If you thought the supply chain crisis was bad, it might soon get worse.

There is a lot of debate surrounding if the COVID-19 vaccine should be required. While many argue this is an issue that impacts YOUR HEALTH, some say it also impacts YOUR MONEY.

When it comes to the federal mandate, the rules recently released state that if an employee is exempt from getting vaccinated, they can undergo weekly testing for the virus. However, that is not an option for everyone.

"For most health care workers and federal employees, there is no testing option - they must get fully vaccinated," Mark Grywacheski with the Quad Cities Investment Group explained during Good Morning Quad Cities' "Your Money with Mark" on Monday, Nov. 8. "For workers that don’t comply, they risk being fired or do many simply choose to retire. What we don’t know is if this number of workers forced to leave their job is in the hundreds of thousands or could it be in the millions? And that could potentially have a massive impact on the labor market that, for most of the year, has been struggling to meet expectations."

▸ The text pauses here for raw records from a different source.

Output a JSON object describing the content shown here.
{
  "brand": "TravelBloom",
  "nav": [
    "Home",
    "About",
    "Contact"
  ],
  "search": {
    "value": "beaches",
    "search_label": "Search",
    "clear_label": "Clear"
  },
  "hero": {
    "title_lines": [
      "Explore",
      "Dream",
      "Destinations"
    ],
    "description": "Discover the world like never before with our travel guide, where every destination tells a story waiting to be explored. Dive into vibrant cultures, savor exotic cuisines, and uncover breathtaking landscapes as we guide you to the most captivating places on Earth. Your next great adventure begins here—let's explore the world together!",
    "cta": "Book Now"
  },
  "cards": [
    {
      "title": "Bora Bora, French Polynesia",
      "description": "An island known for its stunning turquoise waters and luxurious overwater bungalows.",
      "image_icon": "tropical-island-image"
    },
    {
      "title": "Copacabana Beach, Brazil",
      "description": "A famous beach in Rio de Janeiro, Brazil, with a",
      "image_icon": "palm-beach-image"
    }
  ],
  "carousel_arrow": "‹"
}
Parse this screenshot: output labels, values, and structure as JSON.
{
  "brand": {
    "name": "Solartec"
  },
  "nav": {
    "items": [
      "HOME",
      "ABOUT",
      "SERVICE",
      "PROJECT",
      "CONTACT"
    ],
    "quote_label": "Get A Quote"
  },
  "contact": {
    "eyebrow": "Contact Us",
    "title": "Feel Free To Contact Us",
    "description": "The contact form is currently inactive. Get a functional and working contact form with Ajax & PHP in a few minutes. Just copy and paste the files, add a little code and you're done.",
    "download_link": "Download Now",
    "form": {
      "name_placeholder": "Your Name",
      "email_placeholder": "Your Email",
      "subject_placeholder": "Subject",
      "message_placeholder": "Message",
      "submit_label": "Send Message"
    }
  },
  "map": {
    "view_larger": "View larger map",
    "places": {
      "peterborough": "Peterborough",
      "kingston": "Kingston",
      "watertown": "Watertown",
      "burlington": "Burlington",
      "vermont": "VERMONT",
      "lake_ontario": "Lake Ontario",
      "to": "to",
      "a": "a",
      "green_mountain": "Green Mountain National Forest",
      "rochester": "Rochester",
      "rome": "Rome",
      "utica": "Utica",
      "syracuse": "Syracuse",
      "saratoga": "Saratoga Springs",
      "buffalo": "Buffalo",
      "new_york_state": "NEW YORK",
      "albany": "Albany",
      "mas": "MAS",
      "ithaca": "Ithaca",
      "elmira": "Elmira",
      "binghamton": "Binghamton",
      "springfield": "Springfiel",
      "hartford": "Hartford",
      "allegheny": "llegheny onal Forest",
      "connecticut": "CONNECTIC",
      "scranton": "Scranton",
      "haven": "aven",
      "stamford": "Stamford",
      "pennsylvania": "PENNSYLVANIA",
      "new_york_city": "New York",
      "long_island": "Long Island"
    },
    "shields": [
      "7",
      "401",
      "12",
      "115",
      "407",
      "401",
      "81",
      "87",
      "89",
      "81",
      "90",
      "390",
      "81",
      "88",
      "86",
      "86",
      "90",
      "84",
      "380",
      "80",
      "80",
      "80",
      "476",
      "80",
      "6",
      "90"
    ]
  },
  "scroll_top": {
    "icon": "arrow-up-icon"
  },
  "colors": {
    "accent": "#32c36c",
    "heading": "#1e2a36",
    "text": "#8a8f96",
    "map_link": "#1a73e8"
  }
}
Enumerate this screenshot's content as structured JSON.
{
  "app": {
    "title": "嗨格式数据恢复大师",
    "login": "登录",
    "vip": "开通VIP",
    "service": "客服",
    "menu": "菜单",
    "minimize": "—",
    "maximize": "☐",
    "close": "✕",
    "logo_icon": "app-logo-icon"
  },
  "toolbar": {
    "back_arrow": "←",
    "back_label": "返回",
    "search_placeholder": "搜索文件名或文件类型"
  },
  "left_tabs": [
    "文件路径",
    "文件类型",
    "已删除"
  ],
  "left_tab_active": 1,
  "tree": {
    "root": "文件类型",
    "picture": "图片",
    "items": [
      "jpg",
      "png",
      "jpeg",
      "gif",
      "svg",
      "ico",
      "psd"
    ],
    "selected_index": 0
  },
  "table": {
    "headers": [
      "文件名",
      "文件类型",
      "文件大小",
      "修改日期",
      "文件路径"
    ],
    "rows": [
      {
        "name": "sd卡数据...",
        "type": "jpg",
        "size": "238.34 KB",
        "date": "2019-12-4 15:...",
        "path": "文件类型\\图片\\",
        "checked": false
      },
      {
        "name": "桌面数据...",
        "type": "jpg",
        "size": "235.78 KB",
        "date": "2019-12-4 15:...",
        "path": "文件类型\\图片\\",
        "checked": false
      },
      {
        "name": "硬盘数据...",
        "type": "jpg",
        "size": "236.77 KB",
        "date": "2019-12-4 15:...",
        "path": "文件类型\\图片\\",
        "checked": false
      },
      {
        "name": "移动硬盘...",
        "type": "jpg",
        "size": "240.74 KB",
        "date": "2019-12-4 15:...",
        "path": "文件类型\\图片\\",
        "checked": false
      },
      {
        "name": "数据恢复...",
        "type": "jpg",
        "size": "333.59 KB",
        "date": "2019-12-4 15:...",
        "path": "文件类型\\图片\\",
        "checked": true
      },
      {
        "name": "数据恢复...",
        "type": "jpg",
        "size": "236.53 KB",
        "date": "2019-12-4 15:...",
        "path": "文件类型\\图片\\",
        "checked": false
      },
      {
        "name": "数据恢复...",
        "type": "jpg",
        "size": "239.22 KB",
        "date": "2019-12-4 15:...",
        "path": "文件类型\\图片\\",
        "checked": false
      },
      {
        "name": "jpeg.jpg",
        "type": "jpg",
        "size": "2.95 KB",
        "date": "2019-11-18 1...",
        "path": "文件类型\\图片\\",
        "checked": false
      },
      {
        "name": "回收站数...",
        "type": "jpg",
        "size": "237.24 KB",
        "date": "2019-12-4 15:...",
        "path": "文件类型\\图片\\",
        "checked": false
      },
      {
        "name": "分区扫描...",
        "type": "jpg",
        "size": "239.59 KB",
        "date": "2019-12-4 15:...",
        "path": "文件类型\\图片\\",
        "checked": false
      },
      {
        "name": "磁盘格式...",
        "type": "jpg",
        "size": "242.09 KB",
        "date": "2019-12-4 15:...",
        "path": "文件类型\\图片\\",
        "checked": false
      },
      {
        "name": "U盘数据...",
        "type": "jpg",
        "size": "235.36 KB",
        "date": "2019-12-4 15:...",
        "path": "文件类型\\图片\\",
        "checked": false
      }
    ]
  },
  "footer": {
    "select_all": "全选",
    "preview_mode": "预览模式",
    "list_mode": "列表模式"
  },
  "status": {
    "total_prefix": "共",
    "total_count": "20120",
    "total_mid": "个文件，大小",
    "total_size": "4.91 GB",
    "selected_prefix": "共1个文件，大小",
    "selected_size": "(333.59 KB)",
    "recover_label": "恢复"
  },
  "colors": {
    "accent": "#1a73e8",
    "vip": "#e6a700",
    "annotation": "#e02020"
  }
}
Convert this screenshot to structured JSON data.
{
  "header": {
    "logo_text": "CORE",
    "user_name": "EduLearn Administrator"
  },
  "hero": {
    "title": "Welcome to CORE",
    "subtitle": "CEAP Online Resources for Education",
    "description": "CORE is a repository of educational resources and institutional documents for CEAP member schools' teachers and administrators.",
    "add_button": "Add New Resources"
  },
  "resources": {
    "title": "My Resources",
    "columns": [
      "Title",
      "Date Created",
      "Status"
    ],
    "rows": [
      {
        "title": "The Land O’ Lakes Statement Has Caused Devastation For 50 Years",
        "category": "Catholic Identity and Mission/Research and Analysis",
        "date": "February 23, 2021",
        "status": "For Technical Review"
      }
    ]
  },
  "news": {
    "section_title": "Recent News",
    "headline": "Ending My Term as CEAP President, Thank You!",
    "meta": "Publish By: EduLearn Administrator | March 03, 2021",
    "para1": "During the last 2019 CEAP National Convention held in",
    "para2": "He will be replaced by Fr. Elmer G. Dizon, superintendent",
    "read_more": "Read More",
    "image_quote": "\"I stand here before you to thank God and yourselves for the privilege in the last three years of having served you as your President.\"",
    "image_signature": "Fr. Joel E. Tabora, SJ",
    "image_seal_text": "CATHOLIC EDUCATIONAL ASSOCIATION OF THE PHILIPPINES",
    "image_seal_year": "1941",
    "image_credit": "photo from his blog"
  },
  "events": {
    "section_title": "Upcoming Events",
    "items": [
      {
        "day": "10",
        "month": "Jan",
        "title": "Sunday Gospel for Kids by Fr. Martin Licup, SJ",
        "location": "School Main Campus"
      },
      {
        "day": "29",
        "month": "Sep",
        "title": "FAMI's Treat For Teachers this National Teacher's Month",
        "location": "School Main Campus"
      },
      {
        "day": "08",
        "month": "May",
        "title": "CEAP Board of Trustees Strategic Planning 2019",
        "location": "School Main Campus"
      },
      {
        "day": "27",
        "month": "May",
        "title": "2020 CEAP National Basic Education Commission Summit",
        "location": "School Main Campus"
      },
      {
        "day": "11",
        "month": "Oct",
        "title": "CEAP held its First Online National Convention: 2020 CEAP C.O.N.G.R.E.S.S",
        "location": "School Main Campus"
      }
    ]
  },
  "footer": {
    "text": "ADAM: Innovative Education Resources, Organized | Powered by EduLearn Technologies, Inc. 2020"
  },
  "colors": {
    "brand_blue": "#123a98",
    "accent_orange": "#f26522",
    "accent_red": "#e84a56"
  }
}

In fact, from April through September, the economy added a combined 735,000 fewer jobs than expected by Wall Street. 

Grywacheski said this vaccination mandate could place further strains on the jobs market, which will impact the supply chain issues we're already dealing with:

"We’re already in the most severe labor shortage in U.S. history with over 10.4 million unfilled job openings. Does this mandate suddenly add millions more to this total? This labor shortage has really contributed to these supply chain issues. There’s a lack of workers in the manufacture and transportation of raw materials, component parts and finished goods. This has caused consumer prices to soar and while limiting the availability of goods and services. If this labor shortage does get worse, it could drive prices even higher and further limit the availability of consumer goods and services."

There is some good news, though. In October, 531,000 new jobs were added to the economy, which beat Wall Street's expectations of a 450,000 gain. 

To hear what Mark thinks of that report, watch the video above.